#### About this task:
Below are some entries; write out each one of them exactly.

#### Input records:
------------------------------------------------

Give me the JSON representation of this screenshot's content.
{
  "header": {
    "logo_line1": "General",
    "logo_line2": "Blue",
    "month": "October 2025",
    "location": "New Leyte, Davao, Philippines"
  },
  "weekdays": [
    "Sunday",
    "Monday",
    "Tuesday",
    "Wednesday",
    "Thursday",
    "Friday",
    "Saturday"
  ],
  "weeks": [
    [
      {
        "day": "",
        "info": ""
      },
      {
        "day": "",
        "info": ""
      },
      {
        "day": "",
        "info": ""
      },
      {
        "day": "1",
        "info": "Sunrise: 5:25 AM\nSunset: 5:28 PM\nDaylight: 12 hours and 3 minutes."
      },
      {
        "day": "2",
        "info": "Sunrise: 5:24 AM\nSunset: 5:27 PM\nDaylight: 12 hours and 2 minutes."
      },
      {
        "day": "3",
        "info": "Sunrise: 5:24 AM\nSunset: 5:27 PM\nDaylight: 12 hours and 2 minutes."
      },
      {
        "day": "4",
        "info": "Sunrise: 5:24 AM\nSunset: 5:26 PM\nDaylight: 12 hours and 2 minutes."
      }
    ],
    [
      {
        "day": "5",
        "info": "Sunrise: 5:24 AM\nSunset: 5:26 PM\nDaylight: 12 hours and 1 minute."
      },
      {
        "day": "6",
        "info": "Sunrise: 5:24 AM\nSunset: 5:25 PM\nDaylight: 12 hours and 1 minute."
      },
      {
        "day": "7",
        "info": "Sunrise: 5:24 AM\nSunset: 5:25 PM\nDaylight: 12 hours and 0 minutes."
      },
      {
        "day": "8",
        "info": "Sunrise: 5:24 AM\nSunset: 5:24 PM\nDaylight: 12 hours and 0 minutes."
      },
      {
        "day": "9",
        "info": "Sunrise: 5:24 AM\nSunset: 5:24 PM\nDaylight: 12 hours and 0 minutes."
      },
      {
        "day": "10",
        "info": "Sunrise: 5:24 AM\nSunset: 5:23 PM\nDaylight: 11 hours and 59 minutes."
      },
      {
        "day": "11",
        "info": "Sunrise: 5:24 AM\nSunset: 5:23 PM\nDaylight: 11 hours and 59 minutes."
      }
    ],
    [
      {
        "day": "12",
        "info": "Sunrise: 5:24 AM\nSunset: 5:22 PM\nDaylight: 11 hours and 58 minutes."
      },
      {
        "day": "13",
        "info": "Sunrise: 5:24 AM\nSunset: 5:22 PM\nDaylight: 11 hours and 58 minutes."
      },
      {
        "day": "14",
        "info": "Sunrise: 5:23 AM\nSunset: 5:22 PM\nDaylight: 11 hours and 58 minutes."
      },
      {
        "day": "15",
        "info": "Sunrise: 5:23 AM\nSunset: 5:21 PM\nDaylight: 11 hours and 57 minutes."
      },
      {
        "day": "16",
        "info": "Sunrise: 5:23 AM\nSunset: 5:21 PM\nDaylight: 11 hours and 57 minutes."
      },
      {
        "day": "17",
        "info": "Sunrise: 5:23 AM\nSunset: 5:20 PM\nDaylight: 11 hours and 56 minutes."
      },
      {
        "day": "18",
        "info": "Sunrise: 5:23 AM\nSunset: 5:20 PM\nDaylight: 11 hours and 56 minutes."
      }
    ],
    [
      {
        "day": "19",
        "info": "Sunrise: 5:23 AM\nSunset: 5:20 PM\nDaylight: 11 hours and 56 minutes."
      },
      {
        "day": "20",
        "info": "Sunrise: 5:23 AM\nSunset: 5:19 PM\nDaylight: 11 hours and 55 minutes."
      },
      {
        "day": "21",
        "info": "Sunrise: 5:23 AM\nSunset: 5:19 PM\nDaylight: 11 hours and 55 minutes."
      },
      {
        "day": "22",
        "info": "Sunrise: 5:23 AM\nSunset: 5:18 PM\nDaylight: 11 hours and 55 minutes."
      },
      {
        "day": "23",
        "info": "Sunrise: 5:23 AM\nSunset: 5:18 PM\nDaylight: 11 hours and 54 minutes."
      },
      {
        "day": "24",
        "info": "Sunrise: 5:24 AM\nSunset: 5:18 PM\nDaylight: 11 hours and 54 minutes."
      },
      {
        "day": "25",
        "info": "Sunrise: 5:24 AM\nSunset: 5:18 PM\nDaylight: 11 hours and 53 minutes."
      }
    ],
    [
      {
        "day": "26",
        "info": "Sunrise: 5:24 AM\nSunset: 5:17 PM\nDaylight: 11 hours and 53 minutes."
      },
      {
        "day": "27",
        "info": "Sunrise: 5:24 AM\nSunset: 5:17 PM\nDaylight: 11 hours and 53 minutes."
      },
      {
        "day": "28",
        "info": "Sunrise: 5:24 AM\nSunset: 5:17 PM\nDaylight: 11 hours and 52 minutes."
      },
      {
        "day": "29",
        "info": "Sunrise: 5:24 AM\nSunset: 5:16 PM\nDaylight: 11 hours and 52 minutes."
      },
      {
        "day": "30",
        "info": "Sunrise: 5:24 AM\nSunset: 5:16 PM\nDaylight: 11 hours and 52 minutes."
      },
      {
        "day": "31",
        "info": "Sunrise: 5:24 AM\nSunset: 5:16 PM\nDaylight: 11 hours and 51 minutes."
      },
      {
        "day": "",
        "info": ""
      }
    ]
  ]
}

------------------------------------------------

#### Exercise output:
Give me the JSON representation of this screenshot's content.
{
  "header": {
    "logo_line1": "General",
    "logo_line2": "Blue",
    "month": "October 2025",
    "location": "New Leyte, Davao, Philippines"
  },
  "weekdays": [
    "Sunday",
    "Monday",
    "Tuesday",
    "Wednesday",
    "Thursday",
    "Friday",
    "Saturday"
  ],
  "weeks": [
    [
      {
        "day": "",
        "info": ""
      },
      {
        "day": "",
        "info": ""
      },
      {
        "day": "",
        "info": ""
      },
      {
        "day": "1",
        "info": "Sunrise: 5:25 AM\nSunset: 5:28 PM\nDaylight: 12 hours and 3 minutes."
      },
      {
        "day": "2",
        "info": "Sunrise: 5:24 AM\nSunset: 5:27 PM\nDaylight: 12 hours and 2 minutes."
      },
      {
        "day": "3",
        "info": "Sunrise: 5:24 AM\nSunset: 5:27 PM\nDaylight: 12 hours and 2 minutes."
      },
      {
        "day": "4",
        "info": "Sunrise: 5:24 AM\nSunset: 5:26 PM\nDaylight: 12 hours and 2 minutes."
      }
    ],
    [
      {
        "day": "5",
        "info": "Sunrise: 5:24 AM\nSunset: 5:26 PM\nDaylight: 12 hours and 1 minute."
      },
      {
        "day": "6",
        "info": "Sunrise: 5:24 AM\nSunset: 5:25 PM\nDaylight: 12 hours and 1 minute."
      },
      {
        "day": "7",
        "info": "Sunrise: 5:24 AM\nSunset: 5:25 PM\nDaylight: 12 hours and 0 minutes."
      },
      {
        "day": "8",
        "info": "Sunrise: 5:24 AM\nSunset: 5:24 PM\nDaylight: 12 hours and 0 minutes."
      },
      {
        "day": "9",
        "info": "Sunrise: 5:24 AM\nSunset: 5:24 PM\nDaylight: 12 hours and 0 minutes."
      },
      {
        "day": "10",
        "info": "Sunrise: 5:24 AM\nSunset: 5:23 PM\nDaylight: 11 hours and 59 minutes."
      },
      {
        "day": "11",
        "info": "Sunrise: 5:24 AM\nSunset: 5:23 PM\nDaylight: 11 hours and 59 minutes."
      }
    ],
    [
      {
        "day": "12",
        "info": "Sunrise: 5:24 AM\nSunset: 5:22 PM\nDaylight: 11 hours and 58 minutes."
      },
      {
        "day": "13",
        "info": "Sunrise: 5:24 AM\nSunset: 5:22 PM\nDaylight: 11 hours and 58 minutes."
      },
      {
        "day": "14",
        "info": "Sunrise: 5:23 AM\nSunset: 5:22 PM\nDaylight: 11 hours and 58 minutes."
      },
      {
        "day": "15",
        "info": "Sunrise: 5:23 AM\nSunset: 5:21 PM\nDaylight: 11 hours and 57 minutes."
      },
      {
        "day": "16",
        "info": "Sunrise: 5:23 AM\nSunset: 5:21 PM\nDaylight: 11 hours and 57 minutes."
      },
      {
        "day": "17",
        "info": "Sunrise: 5:23 AM\nSunset: 5:20 PM\nDaylight: 11 hours and 56 minutes."
      },
      {
        "day": "18",
        "info": "Sunrise: 5:23 AM\nSunset: 5:20 PM\nDaylight: 11 hours and 56 minutes."
      }
    ],
    [
      {
        "day": "19",
        "info": "Sunrise: 5:23 AM\nSunset: 5:20 PM\nDaylight: 11 hours and 56 minutes."
      },
      {
        "day": "20",
        "info": "Sunrise: 5:23 AM\nSunset: 5:19 PM\nDaylight: 11 hours and 55 minutes."
      },
      {
        "day": "21",
        "info": "Sunrise: 5:23 AM\nSunset: 5:19 PM\nDaylight: 11 hours and 55 minutes."
      },
      {
        "day": "22",
        "info": "Sunrise: 5:23 AM\nSunset: 5:18 PM\nDaylight: 11 hours and 55 minutes."
      },
      {
        "day": "23",
        "info": "Sunrise: 5:23 AM\nSunset: 5:18 PM\nDaylight: 11 hours and 54 minutes."
      },
      {
        "day": "24",
        "info": "Sunrise: 5:24 AM\nSunset: 5:18 PM\nDaylight: 11 hours and 54 minutes."
      },
      {
        "day": "25",
        "info": "Sunrise: 5:24 AM\nSunset: 5:18 PM\nDaylight: 11 hours and 53 minutes."
      }
    ],
    [
      {
        "day": "26",
        "info": "Sunrise: 5:24 AM\nSunset: 5:17 PM\nDaylight: 11 hours and 53 minutes."
      },
      {
        "day": "27",
        "info": "Sunrise: 5:24 AM\nSunset: 5:17 PM\nDaylight: 11 hours and 53 minutes."
      },
      {
        "day": "28",
        "info": "Sunrise: 5:24 AM\nSunset: 5:17 PM\nDaylight: 11 hours and 52 minutes."
      },
      {
        "day": "29",
        "info": "Sunrise: 5:24 AM\nSunset: 5:16 PM\nDaylight: 11 hours and 52 minutes."
      },
      {
        "day": "30",
        "info": "Sunrise: 5:24 AM\nSunset: 5:16 PM\nDaylight: 11 hours and 52 minutes."
      },
      {
        "day": "31",
        "info": "Sunrise: 5:24 AM\nSunset: 5:16 PM\nDaylight: 11 hours and 51 minutes."
      },
      {
        "day": "",
        "info": ""
      }
    ]
  ]
}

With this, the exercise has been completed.